* Task to complete
Using the listing that follows, return every line with the word "Jitter".

* Available records
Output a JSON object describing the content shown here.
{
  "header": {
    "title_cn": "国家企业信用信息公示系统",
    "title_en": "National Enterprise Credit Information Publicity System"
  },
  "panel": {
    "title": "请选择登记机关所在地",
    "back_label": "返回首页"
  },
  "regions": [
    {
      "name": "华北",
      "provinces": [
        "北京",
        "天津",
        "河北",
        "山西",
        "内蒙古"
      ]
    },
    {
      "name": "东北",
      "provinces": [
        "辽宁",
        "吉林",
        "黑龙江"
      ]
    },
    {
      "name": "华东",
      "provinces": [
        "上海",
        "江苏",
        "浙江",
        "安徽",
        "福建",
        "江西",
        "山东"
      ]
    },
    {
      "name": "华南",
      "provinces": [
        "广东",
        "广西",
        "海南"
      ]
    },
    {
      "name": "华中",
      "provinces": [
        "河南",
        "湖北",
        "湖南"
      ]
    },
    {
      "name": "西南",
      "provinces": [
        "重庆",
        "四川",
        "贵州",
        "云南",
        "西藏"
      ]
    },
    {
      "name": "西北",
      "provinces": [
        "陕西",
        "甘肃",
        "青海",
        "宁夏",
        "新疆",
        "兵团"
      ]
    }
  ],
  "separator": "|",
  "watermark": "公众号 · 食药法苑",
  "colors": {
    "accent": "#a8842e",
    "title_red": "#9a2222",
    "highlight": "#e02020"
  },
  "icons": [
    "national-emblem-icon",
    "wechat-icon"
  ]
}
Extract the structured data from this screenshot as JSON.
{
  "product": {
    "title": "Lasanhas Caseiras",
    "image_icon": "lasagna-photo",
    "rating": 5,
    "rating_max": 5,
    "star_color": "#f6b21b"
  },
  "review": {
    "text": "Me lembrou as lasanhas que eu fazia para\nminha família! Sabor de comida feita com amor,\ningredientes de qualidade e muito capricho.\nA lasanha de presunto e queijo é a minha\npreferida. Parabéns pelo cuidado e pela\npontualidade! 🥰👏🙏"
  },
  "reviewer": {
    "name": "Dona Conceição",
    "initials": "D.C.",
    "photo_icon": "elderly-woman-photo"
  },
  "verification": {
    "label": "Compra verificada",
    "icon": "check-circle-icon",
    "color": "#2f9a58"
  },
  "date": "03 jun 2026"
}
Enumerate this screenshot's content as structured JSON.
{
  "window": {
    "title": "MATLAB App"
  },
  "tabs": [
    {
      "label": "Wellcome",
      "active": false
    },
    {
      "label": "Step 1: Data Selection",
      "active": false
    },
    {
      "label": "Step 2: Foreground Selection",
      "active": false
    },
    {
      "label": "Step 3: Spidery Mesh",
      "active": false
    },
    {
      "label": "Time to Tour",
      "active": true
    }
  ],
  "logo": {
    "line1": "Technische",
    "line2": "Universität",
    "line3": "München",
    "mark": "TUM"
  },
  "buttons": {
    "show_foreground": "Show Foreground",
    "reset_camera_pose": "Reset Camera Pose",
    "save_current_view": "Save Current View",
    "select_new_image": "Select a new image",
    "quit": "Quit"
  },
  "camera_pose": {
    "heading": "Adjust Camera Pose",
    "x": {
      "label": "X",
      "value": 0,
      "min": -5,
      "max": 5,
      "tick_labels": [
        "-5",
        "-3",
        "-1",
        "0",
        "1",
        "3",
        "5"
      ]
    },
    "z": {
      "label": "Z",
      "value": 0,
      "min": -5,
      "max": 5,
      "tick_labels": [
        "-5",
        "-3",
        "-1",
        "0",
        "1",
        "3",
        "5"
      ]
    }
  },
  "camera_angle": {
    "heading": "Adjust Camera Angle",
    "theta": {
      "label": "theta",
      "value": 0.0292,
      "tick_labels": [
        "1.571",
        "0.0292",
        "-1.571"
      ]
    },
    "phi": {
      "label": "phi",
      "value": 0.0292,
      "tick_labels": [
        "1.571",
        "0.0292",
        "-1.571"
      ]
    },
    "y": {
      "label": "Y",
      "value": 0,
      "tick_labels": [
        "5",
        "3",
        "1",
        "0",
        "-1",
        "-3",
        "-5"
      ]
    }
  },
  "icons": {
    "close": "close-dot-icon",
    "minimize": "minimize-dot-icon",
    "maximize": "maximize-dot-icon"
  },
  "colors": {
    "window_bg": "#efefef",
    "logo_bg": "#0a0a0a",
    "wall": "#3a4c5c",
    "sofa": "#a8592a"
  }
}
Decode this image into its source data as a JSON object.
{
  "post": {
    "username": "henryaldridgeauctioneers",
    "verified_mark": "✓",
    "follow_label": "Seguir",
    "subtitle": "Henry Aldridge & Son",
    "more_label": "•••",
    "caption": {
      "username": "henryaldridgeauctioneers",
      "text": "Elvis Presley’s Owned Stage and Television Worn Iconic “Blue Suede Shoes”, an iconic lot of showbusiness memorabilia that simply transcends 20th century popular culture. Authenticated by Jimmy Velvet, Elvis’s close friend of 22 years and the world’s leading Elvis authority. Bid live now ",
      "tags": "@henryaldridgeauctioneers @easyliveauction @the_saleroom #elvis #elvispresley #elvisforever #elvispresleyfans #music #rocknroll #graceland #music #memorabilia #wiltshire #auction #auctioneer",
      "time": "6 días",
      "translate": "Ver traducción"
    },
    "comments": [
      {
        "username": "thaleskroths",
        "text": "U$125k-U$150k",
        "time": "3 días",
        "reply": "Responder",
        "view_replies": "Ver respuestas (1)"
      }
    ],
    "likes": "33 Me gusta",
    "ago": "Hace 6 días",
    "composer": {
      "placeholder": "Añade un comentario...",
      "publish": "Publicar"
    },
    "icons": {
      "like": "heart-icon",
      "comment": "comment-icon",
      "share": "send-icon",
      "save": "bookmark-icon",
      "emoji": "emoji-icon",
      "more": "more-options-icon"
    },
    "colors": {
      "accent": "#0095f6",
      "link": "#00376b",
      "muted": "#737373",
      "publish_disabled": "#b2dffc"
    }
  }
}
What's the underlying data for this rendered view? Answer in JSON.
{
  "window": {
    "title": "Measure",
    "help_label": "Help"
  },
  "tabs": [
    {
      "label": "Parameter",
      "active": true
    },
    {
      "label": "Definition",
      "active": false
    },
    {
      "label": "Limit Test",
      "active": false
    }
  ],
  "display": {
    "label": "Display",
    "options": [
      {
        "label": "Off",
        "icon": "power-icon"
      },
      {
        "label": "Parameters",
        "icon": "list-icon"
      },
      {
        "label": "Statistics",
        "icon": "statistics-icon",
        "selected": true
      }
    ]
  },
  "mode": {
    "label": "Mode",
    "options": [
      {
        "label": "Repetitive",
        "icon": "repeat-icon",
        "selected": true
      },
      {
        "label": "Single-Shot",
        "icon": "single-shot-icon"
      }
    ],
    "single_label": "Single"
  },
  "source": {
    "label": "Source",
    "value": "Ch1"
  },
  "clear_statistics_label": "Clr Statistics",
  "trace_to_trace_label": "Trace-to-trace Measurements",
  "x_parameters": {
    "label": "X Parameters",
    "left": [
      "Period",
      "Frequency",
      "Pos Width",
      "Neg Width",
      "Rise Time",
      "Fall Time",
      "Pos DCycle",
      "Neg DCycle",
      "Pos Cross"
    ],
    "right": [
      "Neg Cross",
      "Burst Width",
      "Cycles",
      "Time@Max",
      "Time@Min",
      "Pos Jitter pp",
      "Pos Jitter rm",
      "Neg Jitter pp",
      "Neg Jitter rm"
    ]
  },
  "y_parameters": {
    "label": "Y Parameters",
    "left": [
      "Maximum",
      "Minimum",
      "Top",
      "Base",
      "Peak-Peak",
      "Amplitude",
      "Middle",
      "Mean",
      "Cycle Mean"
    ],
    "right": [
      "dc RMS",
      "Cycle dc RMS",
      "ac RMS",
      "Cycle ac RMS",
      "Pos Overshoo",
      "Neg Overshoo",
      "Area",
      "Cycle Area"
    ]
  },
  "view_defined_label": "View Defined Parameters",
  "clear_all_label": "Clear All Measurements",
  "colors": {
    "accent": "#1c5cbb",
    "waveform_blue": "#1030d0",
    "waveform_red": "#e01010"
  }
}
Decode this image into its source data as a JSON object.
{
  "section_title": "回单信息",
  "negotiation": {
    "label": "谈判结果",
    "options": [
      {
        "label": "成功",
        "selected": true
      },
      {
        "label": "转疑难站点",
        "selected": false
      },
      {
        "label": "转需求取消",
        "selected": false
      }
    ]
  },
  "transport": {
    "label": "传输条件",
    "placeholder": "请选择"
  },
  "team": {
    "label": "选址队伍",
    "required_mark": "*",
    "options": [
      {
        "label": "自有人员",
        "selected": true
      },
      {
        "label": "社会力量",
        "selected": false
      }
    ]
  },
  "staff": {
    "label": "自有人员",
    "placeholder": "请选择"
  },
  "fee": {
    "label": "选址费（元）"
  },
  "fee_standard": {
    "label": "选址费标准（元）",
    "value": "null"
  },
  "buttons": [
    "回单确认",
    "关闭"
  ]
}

* Task output
      "Pos Jitter pp",
      "Pos Jitter rm",
      "Neg Jitter pp",
      "Neg Jitter rm"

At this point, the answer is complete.